→ Your objective: Needed from the entries below: every line that holds the word "Battery".

→ Data to examine:
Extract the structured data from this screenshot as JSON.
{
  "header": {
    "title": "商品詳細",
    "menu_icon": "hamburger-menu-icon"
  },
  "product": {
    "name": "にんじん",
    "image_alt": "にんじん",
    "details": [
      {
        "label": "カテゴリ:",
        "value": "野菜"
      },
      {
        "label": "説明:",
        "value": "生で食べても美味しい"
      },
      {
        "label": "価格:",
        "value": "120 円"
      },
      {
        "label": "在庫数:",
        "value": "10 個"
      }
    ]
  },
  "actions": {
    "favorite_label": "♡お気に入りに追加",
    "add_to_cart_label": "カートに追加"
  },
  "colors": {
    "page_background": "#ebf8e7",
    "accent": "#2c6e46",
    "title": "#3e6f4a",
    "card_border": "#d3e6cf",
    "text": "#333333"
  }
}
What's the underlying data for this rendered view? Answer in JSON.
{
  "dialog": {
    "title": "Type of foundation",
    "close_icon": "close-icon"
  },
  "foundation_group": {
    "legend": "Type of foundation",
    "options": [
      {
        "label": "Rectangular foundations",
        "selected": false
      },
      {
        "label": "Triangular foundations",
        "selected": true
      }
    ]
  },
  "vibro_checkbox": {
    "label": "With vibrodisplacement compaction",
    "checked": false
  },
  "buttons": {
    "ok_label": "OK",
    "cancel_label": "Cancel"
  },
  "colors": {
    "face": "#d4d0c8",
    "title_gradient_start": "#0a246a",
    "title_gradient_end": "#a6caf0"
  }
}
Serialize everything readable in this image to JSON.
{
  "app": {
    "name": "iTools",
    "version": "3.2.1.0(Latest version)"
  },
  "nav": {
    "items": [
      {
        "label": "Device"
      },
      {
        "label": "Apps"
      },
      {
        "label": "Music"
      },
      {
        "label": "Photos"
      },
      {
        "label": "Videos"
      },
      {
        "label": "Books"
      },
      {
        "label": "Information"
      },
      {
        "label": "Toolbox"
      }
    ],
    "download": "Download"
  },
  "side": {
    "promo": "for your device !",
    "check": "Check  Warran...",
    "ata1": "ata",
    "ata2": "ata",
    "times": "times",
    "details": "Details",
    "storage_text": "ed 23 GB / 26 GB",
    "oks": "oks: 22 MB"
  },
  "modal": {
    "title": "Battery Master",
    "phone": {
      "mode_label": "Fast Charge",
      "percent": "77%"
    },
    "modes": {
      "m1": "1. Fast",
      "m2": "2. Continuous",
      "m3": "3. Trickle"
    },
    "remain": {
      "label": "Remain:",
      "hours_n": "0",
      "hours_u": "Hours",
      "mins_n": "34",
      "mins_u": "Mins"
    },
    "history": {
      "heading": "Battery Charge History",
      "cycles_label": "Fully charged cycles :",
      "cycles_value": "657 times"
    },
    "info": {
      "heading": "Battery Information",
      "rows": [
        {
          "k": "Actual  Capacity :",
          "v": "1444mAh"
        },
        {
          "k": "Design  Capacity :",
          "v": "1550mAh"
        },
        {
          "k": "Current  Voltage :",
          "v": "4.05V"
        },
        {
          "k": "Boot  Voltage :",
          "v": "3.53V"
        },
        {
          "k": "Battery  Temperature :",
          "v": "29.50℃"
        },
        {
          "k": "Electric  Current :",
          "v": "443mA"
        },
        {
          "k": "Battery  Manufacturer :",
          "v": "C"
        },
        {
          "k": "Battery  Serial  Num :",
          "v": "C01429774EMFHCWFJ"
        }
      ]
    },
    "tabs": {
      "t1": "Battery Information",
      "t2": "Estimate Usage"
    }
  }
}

→ Exercise output:
    "title": "Battery Master",
      "heading": "Battery Charge History",
      "heading": "Battery Information",
          "k": "Battery  Temperature :",
          "k": "Battery  Manufacturer :",
          "k": "Battery  Serial  Num :",
      "t1": "Battery Information",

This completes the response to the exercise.